Curated by Dan Byers

Geoffrey Farmer succinctly noted, some months back, “My work appears to me as wreckage”—articulating the formal-pileup effect of his exploded-collage installations, the air of obsolescence emanating from the vintage print media he uses so pointedly, and even the way his hundreds of Frankensteined cutouts swarm like the undead and stand at attention. He captures that intoxicating Benjaminian sensation that we experience when faced, like the angel of history, with the quantities of accretion and devastation that constitute the stuff of the archive and “progress.” Monumental, room-size stagings of the miniature, including Boneyard, 2013, and The Surgeon and the Photographer, 2009–13, will be featured in this survey of Farmer’s recent paper sculptures, a mostly medium-specific presentation with the notable exception of a computer-generated algorithmic slide show. An artist-driven publication, with a text by the curator, will accompany the exhibition.

Sarah Lehrer-Graiwer

Kathryn Andrews, Coming to America (Filet-O-Fish), 2013, stainless steel, paint, found object, film props, 104 1/4 × 54 × 43".

“Kathryn Andrews: Run for President”

Through May 8
Curated by Julie Rodrigues Widholm

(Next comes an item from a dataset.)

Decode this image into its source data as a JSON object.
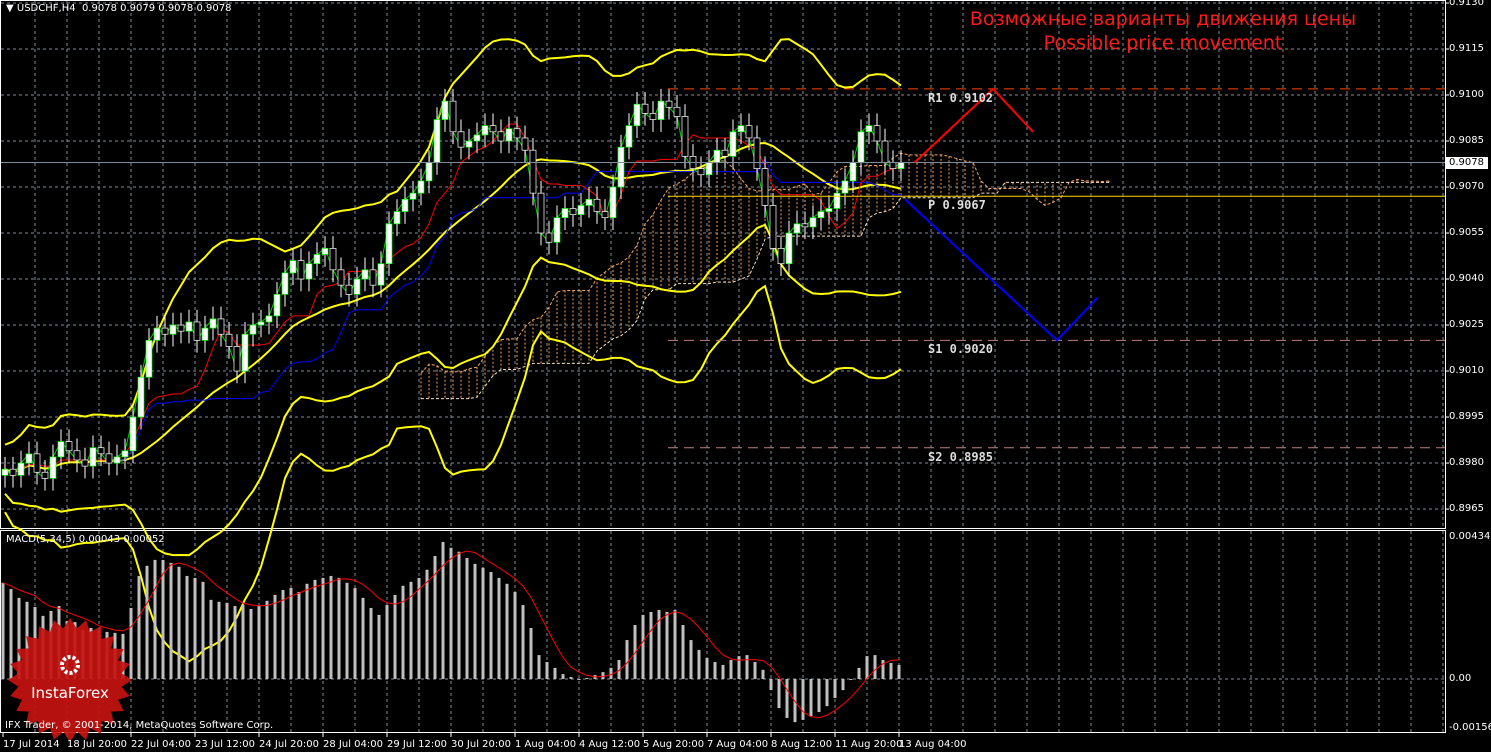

While Chicago is the birthplace of presumptive Democratic nominee Hillary Clinton and the adopted hometown of POTUS no. 44 Barack Obama, the title of LA-based Kathryn Andrews’s first solo museum show in the US refers to a presidential campaign by—surprise!—Bozo the Clown. Fifteen seductive yet chilling sculptures, made since 2011, many of which amend certified movie props (among other political footballs thrown from the collective unconscious), will be appointed to a wild exhibition narrative for which Bozo’s largely forgotten 1984 bid serves as a backdrop. No clown rides alone, and the red-nosed candidate will be joined by an ensemble that includes Richard Nixon, Mr. T, Nancy Reagan, McDonald’s Captain Crook (who pirates Filet-O-Fish sandwiches), and Sammy Davis Jr. A catalogue with contributions by pundits Widholm, Kristine Stiles, and Hamza Walker (in conversation with Andrews) thickens the plot.

Michael Ned Holte